June 24, 2009
Corinne Herlihy, James Kemple, Howard Bloom, Pei Zhu, and Gordon Berlin
MDRC, one of the contractors that worked on the Institute of Education Sciences' final impact study of Reading First (RF), takes a second look at said study in these eight pages. In sum, RF may have been more successful than IES let on. First, MDRC explains, the timing of RF's grants made it harder for the program to show an impact. The first sites to get their RF money were also the sites that happened to be already using curricula in the mold of RF, which meant that the schools that had the longest window for RF to have an effect were already using RF materials. In fact, many districts were already using RF-recommended curricula by the time the program was fully implemented, thus limiting the effects that could specifically be attributed to RF. These schools, unsurprisingly, showed little improvement as a result of RF. The schools that were not already using RF-like curricula typically got their money later.

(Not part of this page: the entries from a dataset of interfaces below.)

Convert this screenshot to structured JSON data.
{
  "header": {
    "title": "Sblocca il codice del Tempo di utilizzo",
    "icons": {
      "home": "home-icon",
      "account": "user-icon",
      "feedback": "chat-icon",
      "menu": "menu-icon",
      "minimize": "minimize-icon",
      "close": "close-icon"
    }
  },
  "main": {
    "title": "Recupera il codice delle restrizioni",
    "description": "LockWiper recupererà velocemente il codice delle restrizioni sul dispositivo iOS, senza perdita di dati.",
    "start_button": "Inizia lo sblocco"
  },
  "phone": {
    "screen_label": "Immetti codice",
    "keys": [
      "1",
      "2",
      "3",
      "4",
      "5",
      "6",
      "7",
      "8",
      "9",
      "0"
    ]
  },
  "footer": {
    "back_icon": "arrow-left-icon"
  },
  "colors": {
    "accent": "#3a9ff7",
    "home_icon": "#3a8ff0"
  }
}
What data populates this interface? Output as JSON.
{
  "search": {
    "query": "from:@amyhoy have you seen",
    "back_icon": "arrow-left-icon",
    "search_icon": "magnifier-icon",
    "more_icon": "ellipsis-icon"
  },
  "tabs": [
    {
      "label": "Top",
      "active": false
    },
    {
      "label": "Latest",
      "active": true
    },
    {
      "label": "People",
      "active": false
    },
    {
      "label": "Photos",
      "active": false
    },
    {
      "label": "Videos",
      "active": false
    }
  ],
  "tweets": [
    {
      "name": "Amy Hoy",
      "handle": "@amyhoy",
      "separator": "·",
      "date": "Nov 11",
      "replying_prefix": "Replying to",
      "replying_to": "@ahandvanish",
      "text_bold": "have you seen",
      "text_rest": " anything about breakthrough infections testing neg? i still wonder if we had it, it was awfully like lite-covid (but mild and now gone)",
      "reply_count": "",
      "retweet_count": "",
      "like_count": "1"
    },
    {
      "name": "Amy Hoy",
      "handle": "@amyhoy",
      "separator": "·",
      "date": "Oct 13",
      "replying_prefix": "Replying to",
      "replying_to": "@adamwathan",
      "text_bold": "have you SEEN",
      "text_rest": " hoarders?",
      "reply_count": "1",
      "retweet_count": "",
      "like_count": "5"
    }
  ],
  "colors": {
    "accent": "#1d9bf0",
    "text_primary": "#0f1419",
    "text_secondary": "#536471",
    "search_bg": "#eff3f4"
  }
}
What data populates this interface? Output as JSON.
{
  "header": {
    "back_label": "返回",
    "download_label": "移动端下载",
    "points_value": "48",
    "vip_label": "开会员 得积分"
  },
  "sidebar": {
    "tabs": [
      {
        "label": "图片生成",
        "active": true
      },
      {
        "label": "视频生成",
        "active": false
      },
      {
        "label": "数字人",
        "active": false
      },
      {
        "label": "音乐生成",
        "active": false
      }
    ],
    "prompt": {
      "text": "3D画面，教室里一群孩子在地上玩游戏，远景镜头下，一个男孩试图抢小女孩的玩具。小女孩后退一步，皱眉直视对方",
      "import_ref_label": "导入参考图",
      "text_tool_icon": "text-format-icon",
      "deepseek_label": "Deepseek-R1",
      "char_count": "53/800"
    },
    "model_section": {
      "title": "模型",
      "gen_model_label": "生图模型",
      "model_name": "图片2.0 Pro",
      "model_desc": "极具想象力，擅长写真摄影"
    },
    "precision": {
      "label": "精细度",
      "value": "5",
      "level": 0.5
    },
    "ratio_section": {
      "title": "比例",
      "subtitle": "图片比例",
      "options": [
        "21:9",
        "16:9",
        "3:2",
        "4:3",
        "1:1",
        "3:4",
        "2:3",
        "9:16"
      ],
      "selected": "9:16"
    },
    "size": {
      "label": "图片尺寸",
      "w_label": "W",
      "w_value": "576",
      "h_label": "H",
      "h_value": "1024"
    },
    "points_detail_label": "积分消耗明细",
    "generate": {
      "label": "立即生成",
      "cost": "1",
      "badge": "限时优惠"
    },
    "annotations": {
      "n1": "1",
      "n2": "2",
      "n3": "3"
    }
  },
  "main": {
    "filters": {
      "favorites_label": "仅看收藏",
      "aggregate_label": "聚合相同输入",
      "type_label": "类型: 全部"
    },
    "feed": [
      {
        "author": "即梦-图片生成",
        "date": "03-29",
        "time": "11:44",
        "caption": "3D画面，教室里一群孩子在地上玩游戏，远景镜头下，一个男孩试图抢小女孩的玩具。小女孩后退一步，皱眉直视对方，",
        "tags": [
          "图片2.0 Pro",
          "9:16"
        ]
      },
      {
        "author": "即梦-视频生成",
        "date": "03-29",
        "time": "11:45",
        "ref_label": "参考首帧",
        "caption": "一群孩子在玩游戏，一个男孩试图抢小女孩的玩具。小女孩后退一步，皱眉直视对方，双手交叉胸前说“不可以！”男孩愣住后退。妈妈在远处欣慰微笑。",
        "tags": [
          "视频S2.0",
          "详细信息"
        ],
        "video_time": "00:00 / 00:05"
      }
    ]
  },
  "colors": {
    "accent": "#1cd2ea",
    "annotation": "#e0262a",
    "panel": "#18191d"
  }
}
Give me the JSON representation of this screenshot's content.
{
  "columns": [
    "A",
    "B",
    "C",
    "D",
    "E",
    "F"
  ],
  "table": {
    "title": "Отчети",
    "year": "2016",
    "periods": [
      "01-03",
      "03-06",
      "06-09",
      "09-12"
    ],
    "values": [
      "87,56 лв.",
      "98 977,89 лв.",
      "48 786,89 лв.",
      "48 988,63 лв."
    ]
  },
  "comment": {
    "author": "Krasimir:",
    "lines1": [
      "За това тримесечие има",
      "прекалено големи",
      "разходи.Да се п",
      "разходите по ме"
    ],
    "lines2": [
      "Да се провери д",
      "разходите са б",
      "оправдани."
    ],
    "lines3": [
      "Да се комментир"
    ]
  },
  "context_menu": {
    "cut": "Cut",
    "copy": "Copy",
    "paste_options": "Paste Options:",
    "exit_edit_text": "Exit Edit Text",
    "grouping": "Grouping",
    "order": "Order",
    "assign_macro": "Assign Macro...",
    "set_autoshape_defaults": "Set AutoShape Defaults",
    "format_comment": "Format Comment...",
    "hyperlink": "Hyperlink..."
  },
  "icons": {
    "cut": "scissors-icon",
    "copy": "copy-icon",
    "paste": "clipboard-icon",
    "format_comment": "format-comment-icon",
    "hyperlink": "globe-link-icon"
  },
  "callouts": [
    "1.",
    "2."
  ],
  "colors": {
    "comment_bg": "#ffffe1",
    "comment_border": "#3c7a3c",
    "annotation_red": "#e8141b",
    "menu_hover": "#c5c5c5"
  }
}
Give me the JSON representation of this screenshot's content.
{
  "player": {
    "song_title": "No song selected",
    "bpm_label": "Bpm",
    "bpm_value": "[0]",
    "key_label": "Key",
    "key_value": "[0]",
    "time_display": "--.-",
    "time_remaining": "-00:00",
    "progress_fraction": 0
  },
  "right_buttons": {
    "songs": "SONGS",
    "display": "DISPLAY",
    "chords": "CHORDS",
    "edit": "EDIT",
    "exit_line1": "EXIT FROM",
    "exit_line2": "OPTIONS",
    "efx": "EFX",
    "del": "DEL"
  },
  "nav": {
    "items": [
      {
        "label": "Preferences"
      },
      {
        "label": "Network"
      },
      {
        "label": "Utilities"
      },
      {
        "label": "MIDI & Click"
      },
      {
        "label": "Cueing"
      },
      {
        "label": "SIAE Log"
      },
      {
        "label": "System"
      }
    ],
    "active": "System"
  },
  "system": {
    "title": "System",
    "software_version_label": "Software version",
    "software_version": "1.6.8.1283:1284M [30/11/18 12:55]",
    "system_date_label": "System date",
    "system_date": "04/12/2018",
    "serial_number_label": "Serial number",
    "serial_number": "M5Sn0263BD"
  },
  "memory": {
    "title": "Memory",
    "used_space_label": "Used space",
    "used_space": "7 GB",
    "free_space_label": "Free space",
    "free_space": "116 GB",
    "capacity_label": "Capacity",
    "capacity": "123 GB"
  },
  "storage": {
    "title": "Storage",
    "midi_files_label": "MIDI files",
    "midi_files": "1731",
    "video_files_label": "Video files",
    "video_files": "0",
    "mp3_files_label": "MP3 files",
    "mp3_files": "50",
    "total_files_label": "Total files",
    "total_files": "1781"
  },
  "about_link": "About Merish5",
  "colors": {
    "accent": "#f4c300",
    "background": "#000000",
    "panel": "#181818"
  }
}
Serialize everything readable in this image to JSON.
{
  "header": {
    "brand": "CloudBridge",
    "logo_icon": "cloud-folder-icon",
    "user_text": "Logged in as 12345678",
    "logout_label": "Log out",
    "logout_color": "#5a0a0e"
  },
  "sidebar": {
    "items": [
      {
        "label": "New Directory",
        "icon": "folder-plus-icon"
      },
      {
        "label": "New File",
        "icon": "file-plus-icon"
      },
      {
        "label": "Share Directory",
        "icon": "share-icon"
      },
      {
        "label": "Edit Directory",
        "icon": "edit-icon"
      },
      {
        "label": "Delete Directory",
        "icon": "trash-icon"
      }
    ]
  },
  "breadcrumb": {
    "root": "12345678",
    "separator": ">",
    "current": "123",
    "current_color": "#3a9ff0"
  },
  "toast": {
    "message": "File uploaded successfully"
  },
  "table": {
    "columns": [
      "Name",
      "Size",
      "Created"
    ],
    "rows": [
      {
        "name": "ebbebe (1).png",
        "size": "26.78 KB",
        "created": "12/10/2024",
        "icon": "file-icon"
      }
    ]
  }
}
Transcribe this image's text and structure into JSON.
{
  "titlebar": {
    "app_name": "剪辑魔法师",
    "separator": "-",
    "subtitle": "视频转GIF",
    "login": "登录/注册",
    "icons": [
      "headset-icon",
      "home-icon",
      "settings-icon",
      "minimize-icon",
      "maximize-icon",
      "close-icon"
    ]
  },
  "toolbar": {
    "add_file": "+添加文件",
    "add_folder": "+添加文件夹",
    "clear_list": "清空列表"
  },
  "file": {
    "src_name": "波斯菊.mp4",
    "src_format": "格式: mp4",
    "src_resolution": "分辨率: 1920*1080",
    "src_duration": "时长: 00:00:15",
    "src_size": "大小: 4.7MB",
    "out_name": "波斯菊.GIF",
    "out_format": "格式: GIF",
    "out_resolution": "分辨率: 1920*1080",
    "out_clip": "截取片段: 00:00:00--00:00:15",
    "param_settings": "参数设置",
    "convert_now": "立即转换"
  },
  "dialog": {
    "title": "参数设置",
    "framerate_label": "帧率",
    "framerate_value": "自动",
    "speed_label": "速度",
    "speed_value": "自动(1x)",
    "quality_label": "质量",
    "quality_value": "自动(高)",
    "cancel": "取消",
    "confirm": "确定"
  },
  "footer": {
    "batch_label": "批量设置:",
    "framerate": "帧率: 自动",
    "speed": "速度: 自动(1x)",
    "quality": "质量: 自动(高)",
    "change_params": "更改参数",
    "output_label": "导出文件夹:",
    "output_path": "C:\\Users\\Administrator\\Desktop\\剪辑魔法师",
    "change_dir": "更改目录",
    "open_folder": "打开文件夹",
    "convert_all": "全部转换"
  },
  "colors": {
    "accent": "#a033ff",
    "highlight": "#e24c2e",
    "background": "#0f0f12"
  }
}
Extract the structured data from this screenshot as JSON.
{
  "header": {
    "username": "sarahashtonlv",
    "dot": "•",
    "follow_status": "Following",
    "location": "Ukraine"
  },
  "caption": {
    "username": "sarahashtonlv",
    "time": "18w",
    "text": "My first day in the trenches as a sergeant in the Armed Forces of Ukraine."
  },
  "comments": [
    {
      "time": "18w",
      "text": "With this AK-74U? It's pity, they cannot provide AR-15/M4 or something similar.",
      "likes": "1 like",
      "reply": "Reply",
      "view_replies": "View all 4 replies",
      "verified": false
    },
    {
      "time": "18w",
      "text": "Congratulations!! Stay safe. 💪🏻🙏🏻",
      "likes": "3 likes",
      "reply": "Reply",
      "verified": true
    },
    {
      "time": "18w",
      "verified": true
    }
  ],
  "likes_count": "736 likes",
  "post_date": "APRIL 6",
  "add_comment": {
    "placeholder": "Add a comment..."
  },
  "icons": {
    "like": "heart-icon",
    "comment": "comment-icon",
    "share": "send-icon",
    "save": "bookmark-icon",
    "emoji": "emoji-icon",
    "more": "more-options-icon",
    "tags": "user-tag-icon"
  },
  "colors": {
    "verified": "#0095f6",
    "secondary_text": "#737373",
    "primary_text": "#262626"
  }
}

These schools, which usually served disadvantaged students, had much greater room for improvement with RF's help. Unfortunately, IES's study methodology didn't account for the differences between these "early award sites" and "late award sites." Second, the actual 7-10 minute increase in "core elements of scientifically based reading instructional time" seen in most RF schools was too small to have a significant impact. (But, in schools where the time increase was substantially greater than average, the program did see gains in reading comprehension.) Overall, MDRC concludes that RF taught us three things: The recommendations of the National Reading Panel, which advocated the use of scientifically-based reading instruction, remain valid; it is possible to change teachers' instructional practices; and that improving student reading comprehension is difficult, and RF may have not been intensive enough. Despite the untimely and tragic death of RF, we should not be hopeless about the effects of quality reading programs, and perhaps some states and districts will see fit to spend part of their stimulus largesse on these effective initiatives. Read it here.